:: Data provided

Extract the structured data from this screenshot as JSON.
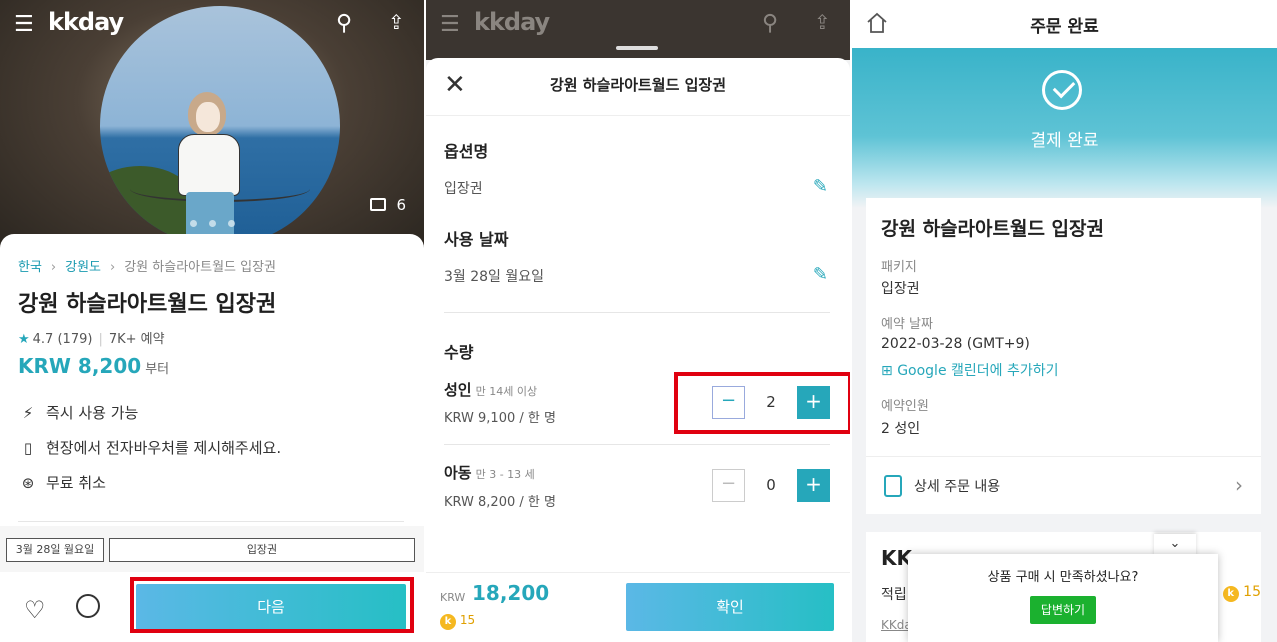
{
  "panel1": {
    "logo": "kkday",
    "photo_count": "6",
    "breadcrumb": {
      "country": "한국",
      "region": "강원도",
      "current": "강원 하슬라아트월드 입장권"
    },
    "title": "강원 하슬라아트월드 입장권",
    "rating": "4.7",
    "review_count": "(179)",
    "bookings": "7K+ 예약",
    "price": "KRW 8,200",
    "price_suffix": "부터",
    "features": [
      "즉시 사용 가능",
      "현장에서 전자바우처를 제시해주세요.",
      "무료 취소"
    ],
    "chip_date": "3월 28일 월요일",
    "chip_option": "입장권",
    "next_button": "다음"
  },
  "panel2": {
    "logo": "kkday",
    "sheet_title": "강원 하슬라아트월드 입장권",
    "option_label": "옵션명",
    "option_value": "입장권",
    "date_label": "사용 날짜",
    "date_value": "3월 28일 월요일",
    "qty_label": "수량",
    "adult": {
      "label": "성인",
      "sub": "만 14세 이상",
      "price": "KRW 9,100 / 한 명",
      "qty": "2"
    },
    "child": {
      "label": "아동",
      "sub": "만 3 - 13 세",
      "price": "KRW 8,200 / 한 명",
      "qty": "0"
    },
    "total_currency": "KRW",
    "total_value": "18,200",
    "points": "15",
    "confirm_button": "확인"
  },
  "panel3": {
    "header_title": "주문 완료",
    "status": "결제 완료",
    "product": "강원 하슬라아트월드 입장권",
    "package_label": "패키지",
    "package_value": "입장권",
    "date_label": "예약 날짜",
    "date_value": "2022-03-28 (GMT+9)",
    "calendar_link": "Google 캘린더에 추가하기",
    "people_label": "예약인원",
    "people_value": "2 성인",
    "detail_link": "상세 주문 내용",
    "card2_title": "KK",
    "card2_points_label": "적립",
    "card2_link": "KKda",
    "card2_points": "15",
    "popup_question": "상품 구매 시 만족하셨나요?",
    "popup_button": "답변하기"
  }
}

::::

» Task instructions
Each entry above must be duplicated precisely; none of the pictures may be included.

» Exercise response
Extract the structured data from this screenshot as JSON.
{
  "panel1": {
    "logo": "kkday",
    "photo_count": "6",
    "breadcrumb": {
      "country": "한국",
      "region": "강원도",
      "current": "강원 하슬라아트월드 입장권"
    },
    "title": "강원 하슬라아트월드 입장권",
    "rating": "4.7",
    "review_count": "(179)",
    "bookings": "7K+ 예약",
    "price": "KRW 8,200",
    "price_suffix": "부터",
    "features": [
      "즉시 사용 가능",
      "현장에서 전자바우처를 제시해주세요.",
      "무료 취소"
    ],
    "chip_date": "3월 28일 월요일",
    "chip_option": "입장권",
    "next_button": "다음"
  },
  "panel2": {
    "logo": "kkday",
    "sheet_title": "강원 하슬라아트월드 입장권",
    "option_label": "옵션명",
    "option_value": "입장권",
    "date_label": "사용 날짜",
    "date_value": "3월 28일 월요일",
    "qty_label": "수량",
    "adult": {
      "label": "성인",
      "sub": "만 14세 이상",
      "price": "KRW 9,100 / 한 명",
      "qty": "2"
    },
    "child": {
      "label": "아동",
      "sub": "만 3 - 13 세",
      "price": "KRW 8,200 / 한 명",
      "qty": "0"
    },
    "total_currency": "KRW",
    "total_value": "18,200",
    "points": "15",
    "confirm_button": "확인"
  },
  "panel3": {
    "header_title": "주문 완료",
    "status": "결제 완료",
    "product": "강원 하슬라아트월드 입장권",
    "package_label": "패키지",
    "package_value": "입장권",
    "date_label": "예약 날짜",
    "date_value": "2022-03-28 (GMT+9)",
    "calendar_link": "Google 캘린더에 추가하기",
    "people_label": "예약인원",
    "people_value": "2 성인",
    "detail_link": "상세 주문 내용",
    "card2_title": "KK",
    "card2_points_label": "적립",
    "card2_link": "KKda",
    "card2_points": "15",
    "popup_question": "상품 구매 시 만족하셨나요?",
    "popup_button": "답변하기"
  }
}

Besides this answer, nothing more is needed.